Changpeng Zhao, CEO of crypto exchange , has become one of the richest men in the world, with a fortune of $96 billion, per Bloomberg’s Billionaires Index.
The near-$100 billion dollar wealth amassed by CZ (as he is known in crypto circles) doesn’t even factor in his own personal crypto holdings. They include and Binance’s native cryptocurrency, (BNB), which is currently valued at $440; one year ago, BNB was worth less than $50.
CZ’s fortune dwarfs those of many of the crypto industry’s biggest names, including Forbes), and CEO Brian Armstrong (who holds $9.6 billion). CEO Sam Bankman-Fried (who holds $22.5 billion according to
Per the Bloomberg Billionaires Index, CZ’s wealth even eclipses that of Satoshi Nakamoto, the mysterious and—to date—anonymous creator of Bitcoin. Reports last year indicate that Satoshi’s crypto holdings amount to as many as 1.1 million Bitcoin, worth $45.8 billion at today’s prices.
Outside the world of crypto, CZ’s peers include Tesla and SpaceX founder Elon Musk who boasts an estimated net worth of $263 billion, and Amazon founder Jeff Bezos, the founder of Amazon, whose net worth is estimated at $188.4 billion.
Binance itself is also doing well. According to Bloomberg’s analysis, the crypto exchange generated $20 billion in revenue in 2021—a figure which reportedly dwarfs 2021 revenue expectations for Coinbase.
“Coinbase might appear to be the 800-pound gorilla from a U.S. perspective, but Binance is significantly bigger,” DA Davidson & Co. analyst Chris Brendler told Bloomberg.
Despite these lofty figures, Binance cautioned Bloomberg’s estimations, claiming “crypto is still in its growth stage,” and that “[crypto] is susceptible to higher levels of volatility. Any number you hear one day will be different from a number you hear the next day,” the exchange told Bloomberg.
Don’t worry about rankings. Focus on how many people you can help.
— CZ 🔶 Binance (@cz_binance) January 10, 2022
What lies ahead for CZ and Binance?
Despite its successes, Binance has faced repeated pushback from regulators around the world.
In Holland and Japan, regulators published consumer warnings about Binance. In Italy and the Cayman Islands, regulators publicly warned that Binance was not licensed to do business in their respective countries.

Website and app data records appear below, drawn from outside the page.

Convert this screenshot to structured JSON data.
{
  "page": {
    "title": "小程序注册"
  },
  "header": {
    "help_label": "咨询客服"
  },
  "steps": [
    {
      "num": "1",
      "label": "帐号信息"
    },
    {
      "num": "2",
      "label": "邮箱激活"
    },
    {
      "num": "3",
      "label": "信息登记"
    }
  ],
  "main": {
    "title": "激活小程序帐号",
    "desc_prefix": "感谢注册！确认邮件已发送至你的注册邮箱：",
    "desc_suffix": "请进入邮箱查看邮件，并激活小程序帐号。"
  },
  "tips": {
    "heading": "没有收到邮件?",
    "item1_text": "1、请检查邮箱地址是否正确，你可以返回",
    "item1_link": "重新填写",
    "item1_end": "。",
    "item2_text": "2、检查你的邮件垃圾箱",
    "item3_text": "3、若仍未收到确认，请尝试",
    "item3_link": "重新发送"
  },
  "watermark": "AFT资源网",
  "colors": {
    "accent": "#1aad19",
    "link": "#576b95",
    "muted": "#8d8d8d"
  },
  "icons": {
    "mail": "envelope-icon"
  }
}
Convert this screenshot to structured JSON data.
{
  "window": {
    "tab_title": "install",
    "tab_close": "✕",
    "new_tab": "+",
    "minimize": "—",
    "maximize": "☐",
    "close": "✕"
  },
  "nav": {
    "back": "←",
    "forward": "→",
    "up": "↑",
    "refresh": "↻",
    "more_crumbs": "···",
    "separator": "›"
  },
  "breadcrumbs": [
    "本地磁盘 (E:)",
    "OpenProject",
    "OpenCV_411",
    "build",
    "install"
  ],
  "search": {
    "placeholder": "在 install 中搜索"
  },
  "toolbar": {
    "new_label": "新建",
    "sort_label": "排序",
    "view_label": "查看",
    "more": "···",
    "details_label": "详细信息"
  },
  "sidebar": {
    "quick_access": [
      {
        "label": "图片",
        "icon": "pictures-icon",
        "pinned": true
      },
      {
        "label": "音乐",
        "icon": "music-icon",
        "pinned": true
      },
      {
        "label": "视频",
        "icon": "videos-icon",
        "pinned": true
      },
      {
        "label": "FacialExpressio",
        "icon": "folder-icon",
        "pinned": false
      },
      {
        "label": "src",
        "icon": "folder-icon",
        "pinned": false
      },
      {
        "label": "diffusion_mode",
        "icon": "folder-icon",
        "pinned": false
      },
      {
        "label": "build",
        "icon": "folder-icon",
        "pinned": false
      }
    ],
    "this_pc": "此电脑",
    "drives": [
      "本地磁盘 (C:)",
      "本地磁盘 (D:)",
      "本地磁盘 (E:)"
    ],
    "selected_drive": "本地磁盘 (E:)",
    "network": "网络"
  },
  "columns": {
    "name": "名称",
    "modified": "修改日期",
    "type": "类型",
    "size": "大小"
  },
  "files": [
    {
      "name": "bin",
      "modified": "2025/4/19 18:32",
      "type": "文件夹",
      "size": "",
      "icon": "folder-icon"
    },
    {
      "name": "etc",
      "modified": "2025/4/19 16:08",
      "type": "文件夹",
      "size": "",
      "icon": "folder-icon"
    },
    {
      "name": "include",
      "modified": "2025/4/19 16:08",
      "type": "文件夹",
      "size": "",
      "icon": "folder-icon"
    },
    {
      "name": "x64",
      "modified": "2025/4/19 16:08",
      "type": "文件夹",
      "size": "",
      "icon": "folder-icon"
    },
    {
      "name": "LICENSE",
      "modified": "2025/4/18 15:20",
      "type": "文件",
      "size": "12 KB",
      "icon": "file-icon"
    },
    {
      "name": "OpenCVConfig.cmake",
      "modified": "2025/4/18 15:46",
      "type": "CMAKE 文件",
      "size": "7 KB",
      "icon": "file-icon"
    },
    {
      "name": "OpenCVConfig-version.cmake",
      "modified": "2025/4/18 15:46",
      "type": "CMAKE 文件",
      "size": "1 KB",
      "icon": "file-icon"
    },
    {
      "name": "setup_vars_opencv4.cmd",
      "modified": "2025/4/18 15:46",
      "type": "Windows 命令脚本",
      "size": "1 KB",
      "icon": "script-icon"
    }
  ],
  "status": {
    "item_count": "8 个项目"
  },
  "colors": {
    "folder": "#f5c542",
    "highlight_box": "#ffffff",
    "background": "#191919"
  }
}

Malaysian regulators hit the exchange with enforcement action for operating illegally in the country. This resulted in all Binance entities active in Malaysia having to immediately cease media and marketing activities, as well as immediately restricting Malaysian investors from accessing the exchange’s official Telegram group.
In the UK, the Financial Conduct Authority (FCA) issued a consumer warning against Binance Markets Limited, the exchange’s UK entity. Months later, the FCA doubled down and said Binance was incapable of being regulated after the UK entity failed to provide basic information to the regulator.
Even in Singapore, where CZ has been living recently, the exchange failed to gain a license.
Looking for a home
Amid these regulatory conflicts, CZ has been hard at work trying to find a home for Binance.
In September of last year, CZ finally admitted—after having long insisted that the exchange was decentralized—that Binance needed a headquarters to satisfy the world’s regulators.
Towards the end of last year, it was rumored that Ireland could become the exchange’s headquarters. Of late, though, Binance has turned its focus to Dubai.
Days before Christmas, the exchange announced the signing of a Memorandum of Understanding (MoU) with the Dubai World Trade Centre Authority.
“With the MoU, Binance will help advance Dubai’s commitment to establishing a new international Virtual Asset ecosystem that will generate long-term economic growth through digital innovation,” the exchange said at the time.
Importantly, MoUs are not legally binding. For now, the exchange’s search for a home continues.